I was also aware that if you make something that’s grotesque or definitely saying one thing, a lot of people just won’t engage with it at all. Like when young girls don’t identify with Feminism. So I wanted to draw people in – to make it appealing so that they could have a conversation about it. Otherwise, you’re just talking to the people who feel the same as you anyway. It is a dangerous area but it’s more interesting to walk that line – because once people know what something is, they can dismiss it. Because once somebody thinks ‘I know what that is’, they can put it in that box and just leave it there. There’s more of a conversation when things are around that fine line.

 

LG: In your description of the Perky and Pinky exhibition, you used the term ‘abject performing poodles’. Can you describe what you mean by this?

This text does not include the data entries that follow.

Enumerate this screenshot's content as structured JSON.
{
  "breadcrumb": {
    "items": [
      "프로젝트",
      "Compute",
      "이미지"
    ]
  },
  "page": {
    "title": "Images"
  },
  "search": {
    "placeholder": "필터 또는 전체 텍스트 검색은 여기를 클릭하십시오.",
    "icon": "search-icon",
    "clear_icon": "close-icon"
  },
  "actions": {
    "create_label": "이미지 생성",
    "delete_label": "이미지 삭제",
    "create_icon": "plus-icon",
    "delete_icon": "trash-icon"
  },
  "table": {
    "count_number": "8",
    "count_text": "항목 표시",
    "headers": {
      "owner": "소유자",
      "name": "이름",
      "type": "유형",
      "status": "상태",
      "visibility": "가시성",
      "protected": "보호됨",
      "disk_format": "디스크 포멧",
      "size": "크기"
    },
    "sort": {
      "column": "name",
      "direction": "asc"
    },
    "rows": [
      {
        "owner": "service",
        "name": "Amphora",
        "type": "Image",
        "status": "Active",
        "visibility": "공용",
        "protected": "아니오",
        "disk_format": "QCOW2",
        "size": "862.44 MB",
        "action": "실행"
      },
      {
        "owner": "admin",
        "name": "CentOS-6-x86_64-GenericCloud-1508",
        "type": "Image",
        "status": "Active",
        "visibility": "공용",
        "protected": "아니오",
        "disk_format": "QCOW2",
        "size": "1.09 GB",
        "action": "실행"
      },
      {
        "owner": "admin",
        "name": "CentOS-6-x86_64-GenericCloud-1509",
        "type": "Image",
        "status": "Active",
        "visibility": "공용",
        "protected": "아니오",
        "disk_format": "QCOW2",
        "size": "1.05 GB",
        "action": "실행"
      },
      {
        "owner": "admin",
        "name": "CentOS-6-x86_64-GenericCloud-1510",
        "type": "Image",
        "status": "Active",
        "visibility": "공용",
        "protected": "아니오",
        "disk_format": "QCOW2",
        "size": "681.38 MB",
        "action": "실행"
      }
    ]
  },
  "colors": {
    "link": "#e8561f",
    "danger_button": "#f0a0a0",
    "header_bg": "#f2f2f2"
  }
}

LR: I was thinking of the performing animals .. about them being abject – being behind bars, accentuated by the ridiculousness of being dressed up .. like their miserable, pathetic situation.

But also, by putting the woman in that provocative position, I am raising questions about femininity .. For example, in the college where I used to work, we had a Venus de Milo in one of the rooms. And you would just walk past it constantly, not questioning ‘why is there an image of a naked woman in here?’ It seems ok because it’s art and it’s a very submissive pose – its not aggressive. Its kind of very easy to look at. Because its ‘tasteful’, it’s sort of acceptable and not questioned.

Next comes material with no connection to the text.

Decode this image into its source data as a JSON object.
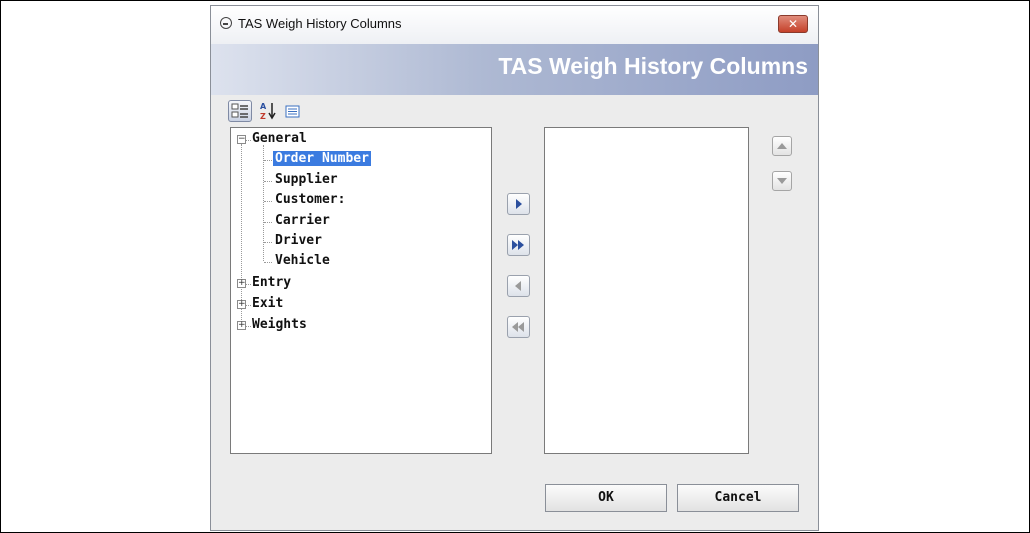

I made another piece – a drawing of myself – and I was crouching with a chimpanzee mask on. The people that worked at the museum where it was being shown refused to invigilate the show because my piece was in there and because they said it was rude. And I was so shocked because I thought it wasn’t. It was questioning the nude. Of course, the pose wasn’t what we’re used to in art – you know me reclining on a couch or standing or even sitting with the artist painted in the picture as well. But you can’t be in poses that have anything to do with a pornographic pose – that’s not acceptable. So I’m trying to pick these things apart.

At the same time I’ve also heard that someone came into the gallery in Stroud, saw my work and said ‘Oh my god – that’s really shocking’ and she wasn’t sure how she felt about that piece… which in a way is how I wanted people to respond. And the woman running the gallery had said ‘Oh no – it isn’t meant to be like that! It’s just meant to be a bit of fun!’ And I thought oh no! I intend my work to be quite serious, although people sometimes take it in a light hearted, one-dimensional way.

 

Lucy Gresley, artist/researcher

http://www.lucygresley.com

 

Lorraine Robbins is an artist and curator based in Gloucestershire. She makes up one half of the duo Robbins and Roberts (with artist Soozy Roberts).

http://www.lorrainerobbins.com